...and a pier that gets pulled into the water after a couple of bozo fisherman tie a grappling hook baited with roast to it. Of course Great White ups the ante by loading the pier with people before it gets pulled out to sea.

Finally there's the shark's demise, an explosion (this one caused by the remote detonation of an ingested dynamite belt.) Smile, you son-of-a....

Okay, so maybe watching Great White was like flipping through a scrapbook of photographs from your half-remembered summer at Camp Jaws years earlier. But it has one memorable kill scene unlike anything Jaws has to offer, when our 35-foot friend bites onto the legs of a man dangling from a rescue helicopter...

...and somehow manages to detach them several inches above the point where his teeth actually make contact!

"So, they'll just grow back, then?"


I have to warn you up front, despite poster promises of a World Trade Center nature, at no point does Godzilla, Megalon, or anyone else wind up standing atop the two towers, or anywhere near New York, for that matter. I can only guess someone decided to include the WTC Towers on the poster because they happened to open to the public the same month as the film, August 1973.

The actual film is set entirely in Tokyo... and, of course, the lost, undersea kingdom of Seatopia (duh!) where exotic ritual dances are held every hour on the half-hour.

I have never been one to take my Japanese monster movies too seriously, even as a Godzilla-worshipping kid. Which is a good thing, because in a genre that already lends itself to silliness, Godzilla Vs. Megalon is as silly as they come.

Symbolic representation of what I remember my early childhood to be like.

The Seatopians have decided its time to extend their kingdom above the surface, and towards that end summon the monster Megalon, who proceeds to level the city of Tokyo with his hood-ornamentish head-mounted laser weapon.

But for reasons never adequately explained, the Seatopians also need the aid of a human-like robot called Jet Jaguar.

Jet Jaguar is the invention of a pair of scientists who seem to live and work out of a small art-space loft...

We may not fully understand how the Seatopians know of Jet Jaguar's existence, much less how the flying, fighting robot is necessary to complete their plan of world domination, but one thing is certain: at some point, the robot and the monster are gonna fight!

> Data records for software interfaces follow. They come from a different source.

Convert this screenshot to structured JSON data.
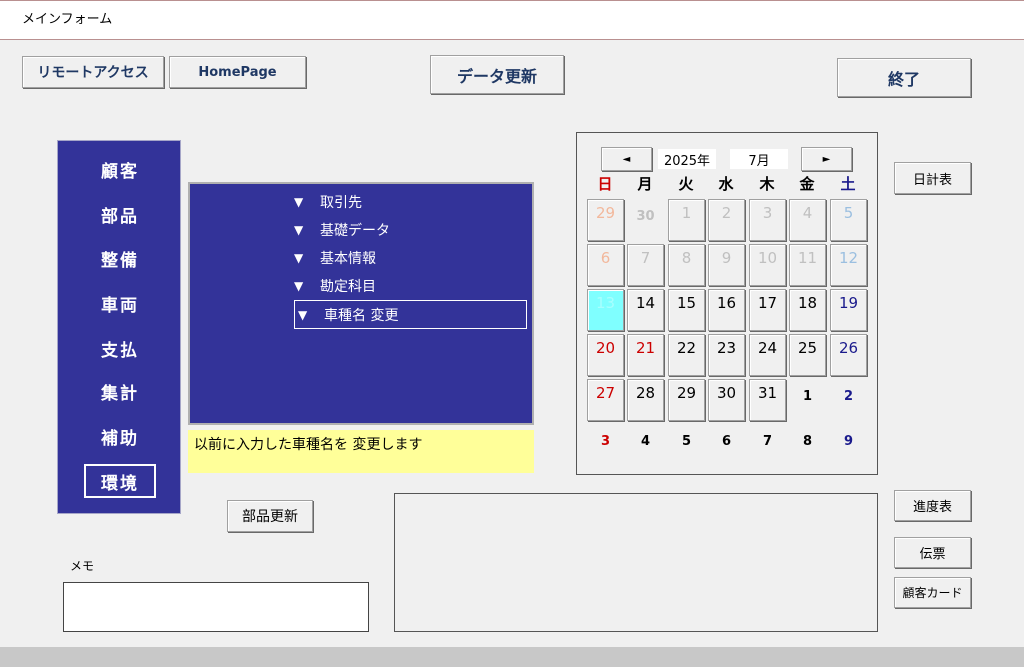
{
  "window": {
    "title": "メインフォーム"
  },
  "toolbar": {
    "remote_access": "リモートアクセス",
    "homepage": "HomePage",
    "data_update": "データ更新",
    "exit": "終了"
  },
  "nav": {
    "items": [
      {
        "label": "顧客"
      },
      {
        "label": "部品"
      },
      {
        "label": "整備"
      },
      {
        "label": "車両"
      },
      {
        "label": "支払"
      },
      {
        "label": "集計"
      },
      {
        "label": "補助"
      },
      {
        "label": "環境",
        "selected": true
      }
    ]
  },
  "submenu": {
    "marker": "▼",
    "items": [
      {
        "label": "取引先"
      },
      {
        "label": "基礎データ"
      },
      {
        "label": "基本情報"
      },
      {
        "label": "勘定科目"
      },
      {
        "label": "車種名 変更",
        "selected": true
      }
    ],
    "description": "以前に入力した車種名を 変更します"
  },
  "buttons": {
    "parts_update": "部品更新",
    "daily_table": "日計表",
    "progress_table": "進度表",
    "slip": "伝票",
    "customer_card": "顧客カード"
  },
  "memo": {
    "label": "メモ",
    "value": ""
  },
  "calendar": {
    "prev": "◄",
    "next": "►",
    "year": "2025年",
    "month": "7月",
    "weekdays": [
      "日",
      "月",
      "火",
      "水",
      "木",
      "金",
      "土"
    ],
    "weekday_colors": [
      "#cc0000",
      "#000000",
      "#000000",
      "#000000",
      "#000000",
      "#000000",
      "#1a1a8c"
    ],
    "weeks": [
      [
        {
          "d": "29",
          "c": "pinkgray",
          "s": "bt"
        },
        {
          "d": "30",
          "c": "gray",
          "s": "plain"
        },
        {
          "d": "1",
          "c": "gray",
          "s": "bt"
        },
        {
          "d": "2",
          "c": "gray",
          "s": "bt"
        },
        {
          "d": "3",
          "c": "gray",
          "s": "bt"
        },
        {
          "d": "4",
          "c": "gray",
          "s": "bt"
        },
        {
          "d": "5",
          "c": "lightblue",
          "s": "bt"
        }
      ],
      [
        {
          "d": "6",
          "c": "pinkgray",
          "s": "bt"
        },
        {
          "d": "7",
          "c": "gray",
          "s": "bt"
        },
        {
          "d": "8",
          "c": "gray",
          "s": "bt"
        },
        {
          "d": "9",
          "c": "gray",
          "s": "bt"
        },
        {
          "d": "10",
          "c": "gray",
          "s": "bt"
        },
        {
          "d": "11",
          "c": "gray",
          "s": "bt"
        },
        {
          "d": "12",
          "c": "lightblue",
          "s": "bt"
        }
      ],
      [
        {
          "d": "13",
          "c": "cyan",
          "s": "bt",
          "today": true
        },
        {
          "d": "14",
          "c": "black",
          "s": "bt"
        },
        {
          "d": "15",
          "c": "black",
          "s": "bt"
        },
        {
          "d": "16",
          "c": "black",
          "s": "bt"
        },
        {
          "d": "17",
          "c": "black",
          "s": "bt"
        },
        {
          "d": "18",
          "c": "black",
          "s": "bt"
        },
        {
          "d": "19",
          "c": "blue",
          "s": "bt"
        }
      ],
      [
        {
          "d": "20",
          "c": "red",
          "s": "bt"
        },
        {
          "d": "21",
          "c": "red",
          "s": "bt"
        },
        {
          "d": "22",
          "c": "black",
          "s": "bt"
        },
        {
          "d": "23",
          "c": "black",
          "s": "bt"
        },
        {
          "d": "24",
          "c": "black",
          "s": "bt"
        },
        {
          "d": "25",
          "c": "black",
          "s": "bt"
        },
        {
          "d": "26",
          "c": "blue",
          "s": "bt"
        }
      ],
      [
        {
          "d": "27",
          "c": "red",
          "s": "bt"
        },
        {
          "d": "28",
          "c": "black",
          "s": "bt"
        },
        {
          "d": "29",
          "c": "black",
          "s": "bt"
        },
        {
          "d": "30",
          "c": "black",
          "s": "bt"
        },
        {
          "d": "31",
          "c": "black",
          "s": "bt"
        },
        {
          "d": "1",
          "c": "black",
          "s": "plain"
        },
        {
          "d": "2",
          "c": "blue",
          "s": "plain"
        }
      ],
      [
        {
          "d": "3",
          "c": "red",
          "s": "plain"
        },
        {
          "d": "4",
          "c": "black",
          "s": "plain"
        },
        {
          "d": "5",
          "c": "black",
          "s": "plain"
        },
        {
          "d": "6",
          "c": "black",
          "s": "plain"
        },
        {
          "d": "7",
          "c": "black",
          "s": "plain"
        },
        {
          "d": "8",
          "c": "black",
          "s": "plain"
        },
        {
          "d": "9",
          "c": "blue",
          "s": "plain"
        }
      ]
    ]
  }
}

Jet Jaguar is presented as a sophisticated robot, so complex it can actually program itself to expand its own powers, and yet it receives instructions through cardboard punch-cards!

And even though Jet Jaguar can move and think for itself, it lacks the power of speech, and is forced to communicate in clumsy hand-motions resembling football referee signals. Man, I wish I had a translation key so I could learn Jet Jaguar's arm talkin'.

Eventually Godzilla enters the picture, fighting for the good guys alongside Jet Jaguar, with cartoonish moves right out of a professional wrestling ring. And in what has to be one of the most outlandish moments in all of Godzilladom, the big lizard dispatches Megalon with a tail-sliding maneuver never seen before or since.

Empire of the Ants, Food of the Gods, Great White/The Last Shark and Godzilla vs. Megalon are all available on DVD as of this writing.